So far, most neighborhoods have welcomed the additional police presence. East Lake Neighborhood Association leader Linda Richards said police visibility is a powerful deterrent.
"People need to know they're there," she said. "As long as they're visible, I think it will make a difference. I don't know how much, but I think it will make a difference."
The weekend's effort started well before the officers actually hit the streets, Fletcher said. First, the department's crime analysis unit figured out where aggravated assaults and burglaries were most likely to occur -- narrowing it down to half-mile hotspots in six-hour windows.
The analysts named the area between Main Street and Bailey Avenue, Holtzclaw and Dodson as the target area this weekend. The unit works about two weeks in advance, although they're developing new methods to provide more immediate data.
Once the target area was identified, Fletcher and Assistant Chief Tracy Arnold called about a dozen community and faith leaders and explained the plan.
"We told them to expect to see us, know the police will be out, know they're not taking a zero-tolerance approach, and tell your neighbors and friends to engage them, and help [the officers] get to know your community," Fletcher said.
And while the effort happened during a weekend this time, extra officers will be deployed as needed going forward, even on weekdays, Fletcher said. He hopes the data's very specific parameters will increase the overtime team's effectiveness.
He added that the weekend's effort was just the beginning.
"These are long-term solutions," he said.
Contact staff writer Shelly Bradbury at 423-757-6525 or firstname.lastname@example.org with tips or story ideas.

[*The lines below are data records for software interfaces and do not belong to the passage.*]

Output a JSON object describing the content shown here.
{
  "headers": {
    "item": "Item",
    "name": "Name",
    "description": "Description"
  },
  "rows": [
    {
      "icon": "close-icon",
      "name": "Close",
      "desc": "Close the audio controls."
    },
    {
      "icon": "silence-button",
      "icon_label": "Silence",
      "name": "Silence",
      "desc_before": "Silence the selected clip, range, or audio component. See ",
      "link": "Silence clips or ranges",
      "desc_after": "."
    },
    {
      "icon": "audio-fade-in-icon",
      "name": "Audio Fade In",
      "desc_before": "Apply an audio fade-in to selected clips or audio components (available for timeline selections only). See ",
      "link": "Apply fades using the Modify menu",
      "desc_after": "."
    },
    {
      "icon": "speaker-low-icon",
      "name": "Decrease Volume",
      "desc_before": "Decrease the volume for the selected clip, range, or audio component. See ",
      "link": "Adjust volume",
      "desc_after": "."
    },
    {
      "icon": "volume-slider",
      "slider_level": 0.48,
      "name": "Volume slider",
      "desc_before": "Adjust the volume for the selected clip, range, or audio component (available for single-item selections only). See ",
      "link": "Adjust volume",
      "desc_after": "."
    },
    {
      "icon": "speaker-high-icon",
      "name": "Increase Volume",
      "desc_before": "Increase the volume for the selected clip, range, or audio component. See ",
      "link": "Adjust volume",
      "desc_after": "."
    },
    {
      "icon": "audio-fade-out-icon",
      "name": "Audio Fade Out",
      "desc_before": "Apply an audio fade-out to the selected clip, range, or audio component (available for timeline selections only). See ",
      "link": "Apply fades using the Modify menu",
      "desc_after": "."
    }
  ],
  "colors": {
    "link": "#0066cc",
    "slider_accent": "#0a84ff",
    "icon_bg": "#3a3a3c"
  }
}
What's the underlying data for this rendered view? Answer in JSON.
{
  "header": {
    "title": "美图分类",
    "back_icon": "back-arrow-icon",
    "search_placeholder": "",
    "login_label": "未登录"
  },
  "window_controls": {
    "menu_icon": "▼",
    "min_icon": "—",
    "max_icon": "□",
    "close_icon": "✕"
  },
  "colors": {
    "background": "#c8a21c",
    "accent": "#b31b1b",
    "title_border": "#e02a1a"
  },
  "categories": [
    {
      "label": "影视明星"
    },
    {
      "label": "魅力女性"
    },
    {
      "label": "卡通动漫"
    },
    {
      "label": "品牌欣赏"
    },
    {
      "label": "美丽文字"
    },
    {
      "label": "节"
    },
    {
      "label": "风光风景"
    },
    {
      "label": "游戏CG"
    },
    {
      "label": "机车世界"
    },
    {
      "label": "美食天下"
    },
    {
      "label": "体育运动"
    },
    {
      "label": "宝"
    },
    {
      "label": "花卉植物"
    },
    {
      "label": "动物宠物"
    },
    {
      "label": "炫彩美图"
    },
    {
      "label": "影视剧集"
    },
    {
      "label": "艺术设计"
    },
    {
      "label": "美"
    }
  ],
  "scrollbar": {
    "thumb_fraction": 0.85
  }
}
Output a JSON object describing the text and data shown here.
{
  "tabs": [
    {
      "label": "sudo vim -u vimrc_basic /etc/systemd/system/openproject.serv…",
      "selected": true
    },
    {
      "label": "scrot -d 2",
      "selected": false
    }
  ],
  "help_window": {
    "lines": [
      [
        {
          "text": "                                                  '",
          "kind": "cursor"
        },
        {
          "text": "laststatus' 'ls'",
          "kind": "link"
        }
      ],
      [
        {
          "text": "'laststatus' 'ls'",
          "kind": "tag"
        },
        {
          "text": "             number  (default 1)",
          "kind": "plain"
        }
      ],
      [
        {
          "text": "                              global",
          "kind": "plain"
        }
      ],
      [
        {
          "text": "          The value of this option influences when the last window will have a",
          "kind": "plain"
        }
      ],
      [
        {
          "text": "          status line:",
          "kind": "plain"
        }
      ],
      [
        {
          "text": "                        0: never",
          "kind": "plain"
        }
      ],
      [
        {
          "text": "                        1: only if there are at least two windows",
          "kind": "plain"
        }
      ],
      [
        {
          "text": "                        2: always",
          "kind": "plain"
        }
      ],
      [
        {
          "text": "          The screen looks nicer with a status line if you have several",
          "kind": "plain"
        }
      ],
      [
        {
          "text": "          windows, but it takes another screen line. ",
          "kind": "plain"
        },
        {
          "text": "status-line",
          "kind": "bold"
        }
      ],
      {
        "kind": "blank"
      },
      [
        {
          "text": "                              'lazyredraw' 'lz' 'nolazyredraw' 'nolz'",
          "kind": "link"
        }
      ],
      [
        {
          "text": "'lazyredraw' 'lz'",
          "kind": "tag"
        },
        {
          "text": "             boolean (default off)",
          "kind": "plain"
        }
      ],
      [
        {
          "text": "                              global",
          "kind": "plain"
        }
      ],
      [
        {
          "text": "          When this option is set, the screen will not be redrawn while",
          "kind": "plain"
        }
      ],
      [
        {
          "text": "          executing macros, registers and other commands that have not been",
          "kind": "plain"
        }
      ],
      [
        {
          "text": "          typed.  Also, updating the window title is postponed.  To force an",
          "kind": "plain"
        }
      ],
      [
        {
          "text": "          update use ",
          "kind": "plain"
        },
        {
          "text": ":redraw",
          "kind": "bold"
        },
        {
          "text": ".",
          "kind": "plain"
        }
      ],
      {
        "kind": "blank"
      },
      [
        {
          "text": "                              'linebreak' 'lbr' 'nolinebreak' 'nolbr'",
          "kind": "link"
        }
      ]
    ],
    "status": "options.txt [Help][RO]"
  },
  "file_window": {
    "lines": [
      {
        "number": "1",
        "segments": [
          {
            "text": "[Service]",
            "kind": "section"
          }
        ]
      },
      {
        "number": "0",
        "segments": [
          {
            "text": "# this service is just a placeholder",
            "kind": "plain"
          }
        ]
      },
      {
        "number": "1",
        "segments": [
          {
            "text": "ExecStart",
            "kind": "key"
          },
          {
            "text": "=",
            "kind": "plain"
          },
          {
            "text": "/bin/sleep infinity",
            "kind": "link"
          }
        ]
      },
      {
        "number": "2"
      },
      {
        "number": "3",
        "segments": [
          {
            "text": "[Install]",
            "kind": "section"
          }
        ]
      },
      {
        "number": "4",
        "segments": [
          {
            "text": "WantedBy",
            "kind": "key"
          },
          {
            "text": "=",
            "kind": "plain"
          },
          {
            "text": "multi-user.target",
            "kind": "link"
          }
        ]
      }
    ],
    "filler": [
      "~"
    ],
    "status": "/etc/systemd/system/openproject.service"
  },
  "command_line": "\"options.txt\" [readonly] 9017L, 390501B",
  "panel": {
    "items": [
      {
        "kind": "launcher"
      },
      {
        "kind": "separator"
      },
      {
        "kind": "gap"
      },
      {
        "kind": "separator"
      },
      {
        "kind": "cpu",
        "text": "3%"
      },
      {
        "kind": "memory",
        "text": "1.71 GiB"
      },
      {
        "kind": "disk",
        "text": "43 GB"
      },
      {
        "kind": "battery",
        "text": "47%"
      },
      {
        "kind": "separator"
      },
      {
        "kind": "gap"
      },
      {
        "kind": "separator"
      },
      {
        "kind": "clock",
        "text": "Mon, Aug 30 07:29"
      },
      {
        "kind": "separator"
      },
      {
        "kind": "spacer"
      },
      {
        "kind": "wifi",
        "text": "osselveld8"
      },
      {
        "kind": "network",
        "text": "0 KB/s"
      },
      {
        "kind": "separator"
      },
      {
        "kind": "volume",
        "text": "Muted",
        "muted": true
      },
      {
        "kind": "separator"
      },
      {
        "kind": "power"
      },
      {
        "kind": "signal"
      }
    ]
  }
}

Shelly Bradbury covers police and crime in Chattanooga and Hamilton County for the Times Free Press. She's been with the paper since 2012, working first as an intern and then as a business reporter. She is from Houghton, New York, and graduated from Huntington University in Huntington, Indiana, with a bachelor’s degree in journalism and minor in management. Before moving to Tennessee, Shelly previously interned with The Goshen News, The Sandusky Register and The Mint ...